Moving forward, Malaysia’s economy is expected to gradually recover as the National COVID-19 Immunisation Programme gains pace, and the NRP thresholds are met for a broader reopening of economic and social activities. So far Malaysia has administered an average of 160,000 doses per day, which is expected to increase to 400,000 doses per day in August 2021. At this rate, 60% of the population are expected to be fully inoculated by end-October this year.

Other factors that will drive Malaysia’s economic recovery include improving external demand from major trading partners, along with a diversified economy and implementation of infrastructure projects with high multiplier impact. Notably, S&P has acknowledged that Malaysia’s mature electrical and electronics (E&E) manufacturing sector is well-positioned to benefit from a global surge in demand and the global tech upcycle, supporting exports for the next one to two years. The Government’s policy in encouraging digitalisation and technological adoption is also set to boost Malaysia’s longerterm economic prospects and resilience. Additionally, the Twelfth Malaysian Plan (2021 – 2025) will provide a blueprint for sustainable growth, aimed at strengthening socio-economic inclusivity, and environmental sustainability.

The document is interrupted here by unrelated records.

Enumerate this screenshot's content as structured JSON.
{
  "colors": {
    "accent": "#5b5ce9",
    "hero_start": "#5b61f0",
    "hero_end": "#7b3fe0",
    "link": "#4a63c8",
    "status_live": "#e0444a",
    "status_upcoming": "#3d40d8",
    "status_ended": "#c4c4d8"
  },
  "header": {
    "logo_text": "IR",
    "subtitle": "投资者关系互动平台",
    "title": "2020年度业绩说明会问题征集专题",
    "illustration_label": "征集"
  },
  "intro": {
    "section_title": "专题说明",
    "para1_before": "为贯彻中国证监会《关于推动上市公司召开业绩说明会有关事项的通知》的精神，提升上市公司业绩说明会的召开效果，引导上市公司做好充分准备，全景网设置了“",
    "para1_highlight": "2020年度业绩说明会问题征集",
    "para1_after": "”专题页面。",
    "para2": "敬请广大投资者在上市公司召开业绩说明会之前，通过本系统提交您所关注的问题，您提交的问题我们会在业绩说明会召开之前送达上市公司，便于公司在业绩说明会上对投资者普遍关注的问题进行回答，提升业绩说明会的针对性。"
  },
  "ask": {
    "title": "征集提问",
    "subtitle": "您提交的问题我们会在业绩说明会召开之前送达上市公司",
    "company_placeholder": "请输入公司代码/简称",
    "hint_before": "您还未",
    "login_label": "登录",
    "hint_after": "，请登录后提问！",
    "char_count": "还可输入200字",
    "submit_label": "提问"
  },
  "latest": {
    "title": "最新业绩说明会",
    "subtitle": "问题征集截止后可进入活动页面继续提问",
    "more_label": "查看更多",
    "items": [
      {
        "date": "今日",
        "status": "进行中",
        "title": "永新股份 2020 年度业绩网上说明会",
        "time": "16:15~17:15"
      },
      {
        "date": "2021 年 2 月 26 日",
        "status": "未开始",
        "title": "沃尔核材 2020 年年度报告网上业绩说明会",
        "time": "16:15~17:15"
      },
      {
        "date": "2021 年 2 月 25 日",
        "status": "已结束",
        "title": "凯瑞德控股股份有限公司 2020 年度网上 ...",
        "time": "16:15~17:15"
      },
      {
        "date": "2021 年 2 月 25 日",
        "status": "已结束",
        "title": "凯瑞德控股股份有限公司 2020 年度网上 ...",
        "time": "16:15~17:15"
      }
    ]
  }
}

The Government remains committed to the country’s medium-term fiscal consolidation and sustainability. Over the past decade, the fiscal deficit was successfully reduced from 6.7% (2009) to 3.4% (2019) of GDP. Guided by the Medium-Term Fiscal Framework, the estimated fiscal deficit of 6% this year is expected to decrease to an average of 4.5% between 2021 and 2023, based on the assumption of higher crude oil prices, as well as the reduced requirement for pandemic-related fiscal support. This will also be supported by the gradual implementation of the Medium-Term Revenue Strategy which aims to enhance and diversify the country’s revenue base. To this end, Malaysia is also formulating the Fiscal Responsibility Act to improve fiscal prudence, governance and transparency based on global best practices.

Solidifying Malaysia's rating strength is its strong credit standing, supported by a resilient external position and well-developed domestic bond market. Malaysia has consistently registered a current account surplus over the past two decades with its largest ever trade surplus of RM184.8 billion in 2020, equivalent to 4.2% of GDP. This is further supported by adequate international reserves, large external assets held by banks and corporates, as well as net foreign currency external asset position of RM1.1 trillion or 77.0% of GDP as at end-March 2021. Together with a floating foreign-exchange regime, these factors underpin Malaysia’s ability to withstand external shocks. Reinforcing Malaysia’s external resilience is its highly liquid and deep domestic bond market, with healthy external demand for its sovereign debt. Moreover, Malaysia’s retention in the FTSE Russell’s World Government Bond Index is testimony to its well-developed capital market, as well as strong macroeconomic fundamentals and resilience.

Overall, the Government's current priority is to protect lives from the threat of COVID-19 and ensure the country’s economic growth prospects remain strong in the medium to longer term, guided by the NRP and the principles of prudent financial management. Enhanced efforts towards fiscal consolidation measures will be implemented in phases in the medium to longer-term, when the economy shows further signs of recovery. This will balance short-term fiscal requirements with long-term fiscal and economic sustainability. The Government will continue to respond strategically, proactively and decisively under this challenging COVID-19 environment, while also ensuring that permanent economic scarring from the pandemic is minimised.

YB Tengku Dato’ Sri Utama Zafrul Tengku Abdul Aziz
Minister of Finance
22 June 2021